### [Provided records]

□ □ □ □

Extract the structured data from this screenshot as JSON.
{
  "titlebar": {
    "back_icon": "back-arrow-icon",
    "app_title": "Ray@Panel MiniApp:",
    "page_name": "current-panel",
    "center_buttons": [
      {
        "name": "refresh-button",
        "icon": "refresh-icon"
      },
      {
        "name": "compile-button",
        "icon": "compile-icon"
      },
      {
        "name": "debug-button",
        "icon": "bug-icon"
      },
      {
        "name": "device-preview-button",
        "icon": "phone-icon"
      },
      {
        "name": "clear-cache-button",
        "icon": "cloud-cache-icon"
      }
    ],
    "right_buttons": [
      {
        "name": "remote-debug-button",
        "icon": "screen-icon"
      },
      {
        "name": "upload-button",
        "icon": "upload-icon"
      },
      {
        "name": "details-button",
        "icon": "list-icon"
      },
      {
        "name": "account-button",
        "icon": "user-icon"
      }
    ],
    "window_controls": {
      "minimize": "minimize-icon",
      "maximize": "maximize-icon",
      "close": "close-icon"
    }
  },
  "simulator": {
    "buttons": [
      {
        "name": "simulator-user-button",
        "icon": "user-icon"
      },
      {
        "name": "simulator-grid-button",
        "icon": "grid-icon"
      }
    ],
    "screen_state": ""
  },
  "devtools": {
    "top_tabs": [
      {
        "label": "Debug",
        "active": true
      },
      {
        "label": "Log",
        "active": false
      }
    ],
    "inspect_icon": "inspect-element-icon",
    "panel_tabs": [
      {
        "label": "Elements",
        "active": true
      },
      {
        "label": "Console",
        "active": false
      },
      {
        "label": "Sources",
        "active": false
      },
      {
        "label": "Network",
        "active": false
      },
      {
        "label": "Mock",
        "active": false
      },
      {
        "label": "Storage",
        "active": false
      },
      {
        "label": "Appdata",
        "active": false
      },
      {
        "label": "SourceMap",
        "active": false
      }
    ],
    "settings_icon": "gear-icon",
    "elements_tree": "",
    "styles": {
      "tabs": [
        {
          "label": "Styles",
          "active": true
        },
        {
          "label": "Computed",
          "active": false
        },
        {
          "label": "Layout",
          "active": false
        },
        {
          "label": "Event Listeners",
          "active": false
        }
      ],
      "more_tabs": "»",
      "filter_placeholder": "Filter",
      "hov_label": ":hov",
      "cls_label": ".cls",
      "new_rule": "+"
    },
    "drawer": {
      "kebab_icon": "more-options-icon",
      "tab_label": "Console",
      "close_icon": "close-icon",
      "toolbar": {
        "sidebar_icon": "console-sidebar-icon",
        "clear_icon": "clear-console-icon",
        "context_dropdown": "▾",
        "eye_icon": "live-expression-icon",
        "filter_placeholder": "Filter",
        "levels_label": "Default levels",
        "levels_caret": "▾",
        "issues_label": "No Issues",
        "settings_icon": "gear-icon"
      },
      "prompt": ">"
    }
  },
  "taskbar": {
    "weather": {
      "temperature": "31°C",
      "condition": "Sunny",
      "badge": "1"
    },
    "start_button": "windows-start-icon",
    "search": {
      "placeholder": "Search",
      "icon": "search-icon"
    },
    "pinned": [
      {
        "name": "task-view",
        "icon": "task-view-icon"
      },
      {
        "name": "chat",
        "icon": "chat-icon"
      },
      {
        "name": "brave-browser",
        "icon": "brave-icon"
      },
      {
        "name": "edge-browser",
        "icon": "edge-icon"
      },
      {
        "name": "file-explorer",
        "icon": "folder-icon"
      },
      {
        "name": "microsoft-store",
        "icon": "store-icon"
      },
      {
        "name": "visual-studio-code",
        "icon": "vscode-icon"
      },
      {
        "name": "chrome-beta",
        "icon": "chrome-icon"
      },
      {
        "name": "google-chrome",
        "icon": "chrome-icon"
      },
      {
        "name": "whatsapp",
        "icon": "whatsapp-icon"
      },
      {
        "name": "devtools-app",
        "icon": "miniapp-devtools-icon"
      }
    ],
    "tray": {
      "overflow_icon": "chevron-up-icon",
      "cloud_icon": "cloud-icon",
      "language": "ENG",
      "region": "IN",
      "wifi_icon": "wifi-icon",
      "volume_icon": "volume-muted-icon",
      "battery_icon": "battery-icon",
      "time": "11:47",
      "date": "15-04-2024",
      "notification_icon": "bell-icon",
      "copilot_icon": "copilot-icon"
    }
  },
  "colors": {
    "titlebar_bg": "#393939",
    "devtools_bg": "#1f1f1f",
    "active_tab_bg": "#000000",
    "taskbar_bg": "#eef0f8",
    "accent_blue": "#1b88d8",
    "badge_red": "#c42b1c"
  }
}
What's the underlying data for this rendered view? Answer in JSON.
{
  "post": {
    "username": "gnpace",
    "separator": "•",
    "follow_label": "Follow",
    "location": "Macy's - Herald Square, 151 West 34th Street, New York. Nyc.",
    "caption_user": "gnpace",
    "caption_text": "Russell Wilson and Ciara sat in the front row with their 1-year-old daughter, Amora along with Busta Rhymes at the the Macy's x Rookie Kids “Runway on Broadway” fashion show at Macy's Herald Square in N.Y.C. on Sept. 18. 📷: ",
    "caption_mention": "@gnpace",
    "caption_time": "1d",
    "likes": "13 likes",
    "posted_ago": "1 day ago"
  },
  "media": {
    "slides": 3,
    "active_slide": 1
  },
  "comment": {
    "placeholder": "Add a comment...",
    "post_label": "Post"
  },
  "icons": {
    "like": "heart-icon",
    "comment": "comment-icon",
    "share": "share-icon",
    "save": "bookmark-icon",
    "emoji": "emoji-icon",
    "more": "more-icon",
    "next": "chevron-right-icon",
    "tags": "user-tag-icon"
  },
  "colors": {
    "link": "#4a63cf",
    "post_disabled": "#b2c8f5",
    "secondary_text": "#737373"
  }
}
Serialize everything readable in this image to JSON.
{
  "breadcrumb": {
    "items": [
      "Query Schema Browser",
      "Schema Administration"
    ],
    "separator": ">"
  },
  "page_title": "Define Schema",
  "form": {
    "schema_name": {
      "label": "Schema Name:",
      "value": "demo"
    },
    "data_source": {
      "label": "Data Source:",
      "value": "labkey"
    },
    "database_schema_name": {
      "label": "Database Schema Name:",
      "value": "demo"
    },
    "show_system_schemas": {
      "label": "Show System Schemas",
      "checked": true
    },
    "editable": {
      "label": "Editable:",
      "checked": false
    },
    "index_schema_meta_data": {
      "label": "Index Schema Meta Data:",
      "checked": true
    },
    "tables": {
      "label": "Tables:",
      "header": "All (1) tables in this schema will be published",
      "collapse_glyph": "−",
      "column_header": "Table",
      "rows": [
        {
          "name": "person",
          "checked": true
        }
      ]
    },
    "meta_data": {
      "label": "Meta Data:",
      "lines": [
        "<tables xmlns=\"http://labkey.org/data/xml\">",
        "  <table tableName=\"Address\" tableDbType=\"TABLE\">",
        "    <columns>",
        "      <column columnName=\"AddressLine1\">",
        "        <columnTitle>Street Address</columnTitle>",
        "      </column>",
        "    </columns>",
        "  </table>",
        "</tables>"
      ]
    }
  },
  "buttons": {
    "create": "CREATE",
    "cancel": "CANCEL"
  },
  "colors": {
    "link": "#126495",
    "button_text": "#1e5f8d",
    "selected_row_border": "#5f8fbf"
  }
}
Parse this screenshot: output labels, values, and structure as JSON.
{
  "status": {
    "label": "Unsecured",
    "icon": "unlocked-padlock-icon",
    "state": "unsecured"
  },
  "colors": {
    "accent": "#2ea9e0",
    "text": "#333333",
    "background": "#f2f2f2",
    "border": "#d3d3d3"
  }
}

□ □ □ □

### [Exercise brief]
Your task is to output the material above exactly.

### [Exercise answer]
Extract the structured data from this screenshot as JSON.
{
  "titlebar": {
    "back_icon": "back-arrow-icon",
    "app_title": "Ray@Panel MiniApp:",
    "page_name": "current-panel",
    "center_buttons": [
      {
        "name": "refresh-button",
        "icon": "refresh-icon"
      },
      {
        "name": "compile-button",
        "icon": "compile-icon"
      },
      {
        "name": "debug-button",
        "icon": "bug-icon"
      },
      {
        "name": "device-preview-button",
        "icon": "phone-icon"
      },
      {
        "name": "clear-cache-button",
        "icon": "cloud-cache-icon"
      }
    ],
    "right_buttons": [
      {
        "name": "remote-debug-button",
        "icon": "screen-icon"
      },
      {
        "name": "upload-button",
        "icon": "upload-icon"
      },
      {
        "name": "details-button",
        "icon": "list-icon"
      },
      {
        "name": "account-button",
        "icon": "user-icon"
      }
    ],
    "window_controls": {
      "minimize": "minimize-icon",
      "maximize": "maximize-icon",
      "close": "close-icon"
    }
  },
  "simulator": {
    "buttons": [
      {
        "name": "simulator-user-button",
        "icon": "user-icon"
      },
      {
        "name": "simulator-grid-button",
        "icon": "grid-icon"
      }
    ],
    "screen_state": ""
  },
  "devtools": {
    "top_tabs": [
      {
        "label": "Debug",
        "active": true
      },
      {
        "label": "Log",
        "active": false
      }
    ],
    "inspect_icon": "inspect-element-icon",
    "panel_tabs": [
      {
        "label": "Elements",
        "active": true
      },
      {
        "label": "Console",
        "active": false
      },
      {
        "label": "Sources",
        "active": false
      },
      {
        "label": "Network",
        "active": false
      },
      {
        "label": "Mock",
        "active": false
      },
      {
        "label": "Storage",
        "active": false
      },
      {
        "label": "Appdata",
        "active": false
      },
      {
        "label": "SourceMap",
        "active": false
      }
    ],
    "settings_icon": "gear-icon",
    "elements_tree": "",
    "styles": {
      "tabs": [
        {
          "label": "Styles",
          "active": true
        },
        {
          "label": "Computed",
          "active": false
        },
        {
          "label": "Layout",
          "active": false
        },
        {
          "label": "Event Listeners",
          "active": false
        }
      ],
      "more_tabs": "»",
      "filter_placeholder": "Filter",
      "hov_label": ":hov",
      "cls_label": ".cls",
      "new_rule": "+"
    },
    "drawer": {
      "kebab_icon": "more-options-icon",
      "tab_label": "Console",
      "close_icon": "close-icon",
      "toolbar": {
        "sidebar_icon": "console-sidebar-icon",
        "clear_icon": "clear-console-icon",
        "context_dropdown": "▾",
        "eye_icon": "live-expression-icon",
        "filter_placeholder": "Filter",
        "levels_label": "Default levels",
        "levels_caret": "▾",
        "issues_label": "No Issues",
        "settings_icon": "gear-icon"
      },
      "prompt": ">"
    }
  },
  "taskbar": {
    "weather": {
      "temperature": "31°C",
      "condition": "Sunny",
      "badge": "1"
    },
    "start_button": "windows-start-icon",
    "search": {
      "placeholder": "Search",
      "icon": "search-icon"
    },
    "pinned": [
      {
        "name": "task-view",
        "icon": "task-view-icon"
      },
      {
        "name": "chat",
        "icon": "chat-icon"
      },
      {
        "name": "brave-browser",
        "icon": "brave-icon"
      },
      {
        "name": "edge-browser",
        "icon": "edge-icon"
      },
      {
        "name": "file-explorer",
        "icon": "folder-icon"
      },
      {
        "name": "microsoft-store",
        "icon": "store-icon"
      },
      {
        "name": "visual-studio-code",
        "icon": "vscode-icon"
      },
      {
        "name": "chrome-beta",
        "icon": "chrome-icon"
      },
      {
        "name": "google-chrome",
        "icon": "chrome-icon"
      },
      {
        "name": "whatsapp",
        "icon": "whatsapp-icon"
      },
      {
        "name": "devtools-app",
        "icon": "miniapp-devtools-icon"
      }
    ],
    "tray": {
      "overflow_icon": "chevron-up-icon",
      "cloud_icon": "cloud-icon",
      "language": "ENG",
      "region": "IN",
      "wifi_icon": "wifi-icon",
      "volume_icon": "volume-muted-icon",
      "battery_icon": "battery-icon",
      "time": "11:47",
      "date": "15-04-2024",
      "notification_icon": "bell-icon",
      "copilot_icon": "copilot-icon"
    }
  },
  "colors": {
    "titlebar_bg": "#393939",
    "devtools_bg": "#1f1f1f",
    "active_tab_bg": "#000000",
    "taskbar_bg": "#eef0f8",
    "accent_blue": "#1b88d8",
    "badge_red": "#c42b1c"
  }
}
What's the underlying data for this rendered view? Answer in JSON.
{
  "post": {
    "username": "gnpace",
    "separator": "•",
    "follow_label": "Follow",
    "location": "Macy's - Herald Square, 151 West 34th Street, New York. Nyc.",
    "caption_user": "gnpace",
    "caption_text": "Russell Wilson and Ciara sat in the front row with their 1-year-old daughter, Amora along with Busta Rhymes at the the Macy's x Rookie Kids “Runway on Broadway” fashion show at Macy's Herald Square in N.Y.C. on Sept. 18. 📷: ",
    "caption_mention": "@gnpace",
    "caption_time": "1d",
    "likes": "13 likes",
    "posted_ago": "1 day ago"
  },
  "media": {
    "slides": 3,
    "active_slide": 1
  },
  "comment": {
    "placeholder": "Add a comment...",
    "post_label": "Post"
  },
  "icons": {
    "like": "heart-icon",
    "comment": "comment-icon",
    "share": "share-icon",
    "save": "bookmark-icon",
    "emoji": "emoji-icon",
    "more": "more-icon",
    "next": "chevron-right-icon",
    "tags": "user-tag-icon"
  },
  "colors": {
    "link": "#4a63cf",
    "post_disabled": "#b2c8f5",
    "secondary_text": "#737373"
  }
}
Serialize everything readable in this image to JSON.
{
  "breadcrumb": {
    "items": [
      "Query Schema Browser",
      "Schema Administration"
    ],
    "separator": ">"
  },
  "page_title": "Define Schema",
  "form": {
    "schema_name": {
      "label": "Schema Name:",
      "value": "demo"
    },
    "data_source": {
      "label": "Data Source:",
      "value": "labkey"
    },
    "database_schema_name": {
      "label": "Database Schema Name:",
      "value": "demo"
    },
    "show_system_schemas": {
      "label": "Show System Schemas",
      "checked": true
    },
    "editable": {
      "label": "Editable:",
      "checked": false
    },
    "index_schema_meta_data": {
      "label": "Index Schema Meta Data:",
      "checked": true
    },
    "tables": {
      "label": "Tables:",
      "header": "All (1) tables in this schema will be published",
      "collapse_glyph": "−",
      "column_header": "Table",
      "rows": [
        {
          "name": "person",
          "checked": true
        }
      ]
    },
    "meta_data": {
      "label": "Meta Data:",
      "lines": [
        "<tables xmlns=\"http://labkey.org/data/xml\">",
        "  <table tableName=\"Address\" tableDbType=\"TABLE\">",
        "    <columns>",
        "      <column columnName=\"AddressLine1\">",
        "        <columnTitle>Street Address</columnTitle>",
        "      </column>",
        "    </columns>",
        "  </table>",
        "</tables>"
      ]
    }
  },
  "buttons": {
    "create": "CREATE",
    "cancel": "CANCEL"
  },
  "colors": {
    "link": "#126495",
    "button_text": "#1e5f8d",
    "selected_row_border": "#5f8fbf"
  }
}
Parse this screenshot: output labels, values, and structure as JSON.
{
  "status": {
    "label": "Unsecured",
    "icon": "unlocked-padlock-icon",
    "state": "unsecured"
  },
  "colors": {
    "accent": "#2ea9e0",
    "text": "#333333",
    "background": "#f2f2f2",
    "border": "#d3d3d3"
  }
}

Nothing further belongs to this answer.